US Amateur Radio also owes a debt to Amateur Radio Digital Communications (ARDC) for (presumably) sponsoring Karn’s presence on this panel discussion, as well as its ongoing grantmaking to advance Amateur Radio and related activities such as sponsoring scholarships and Research and Development.

While there was no mention of Amateur Radio’s potential for early education of the “Spectrum Workforce” in the National Spectrum Strategy, or mention of the ARRL during the panel discussion, ARRL posits:

Amateur Radio as Educational Tool Represented to Policymakers in Washington DC

that Amateur Radio spectrum not being identified for reallocation or additional sharing in the NSS was a result of significant behind-the-scenes work during the formation of the NSS. Thus US Amateur Radio owes a debt to ARRL for that work.

Future discussions of this topic will continue in Zero Retries newsletter, beginning with Zero Retries 0140, published on 2024-02-23. Earlier versions of the transcript appeared in Zero Retries 0138 (Part 1) and Zero Retires 0139 (Part 2).

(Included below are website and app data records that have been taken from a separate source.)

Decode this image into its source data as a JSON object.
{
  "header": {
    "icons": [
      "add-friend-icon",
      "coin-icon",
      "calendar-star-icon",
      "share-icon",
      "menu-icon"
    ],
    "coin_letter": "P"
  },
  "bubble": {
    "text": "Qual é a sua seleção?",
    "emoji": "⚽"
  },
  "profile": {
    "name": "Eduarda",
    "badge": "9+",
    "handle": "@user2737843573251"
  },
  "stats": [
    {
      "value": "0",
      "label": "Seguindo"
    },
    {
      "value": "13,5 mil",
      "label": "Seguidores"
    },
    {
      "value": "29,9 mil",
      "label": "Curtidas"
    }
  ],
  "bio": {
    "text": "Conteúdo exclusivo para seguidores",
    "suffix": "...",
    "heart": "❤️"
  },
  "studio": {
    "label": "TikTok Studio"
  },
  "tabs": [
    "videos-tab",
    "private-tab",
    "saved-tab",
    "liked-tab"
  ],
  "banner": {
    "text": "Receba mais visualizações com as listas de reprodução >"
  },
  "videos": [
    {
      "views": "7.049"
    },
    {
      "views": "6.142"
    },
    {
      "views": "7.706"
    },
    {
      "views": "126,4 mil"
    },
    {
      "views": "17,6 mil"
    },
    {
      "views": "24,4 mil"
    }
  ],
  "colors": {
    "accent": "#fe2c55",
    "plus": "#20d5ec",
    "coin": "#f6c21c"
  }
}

This content is given into public domain. Steven K. Stroh (Editor) disclaims copyright claims for his unique portions of this document as the vast majority of the content of this document is from a US Federal Government document and conference, and such content is defacto public domain.

Steve Stroh
Amateur Radio Operator N8GNJ
Editor, Zero Retries Newsletter
2024-01-22 - Original
2024-01-23 - Updated Editor’s Concluding Thoughts with ARRL info.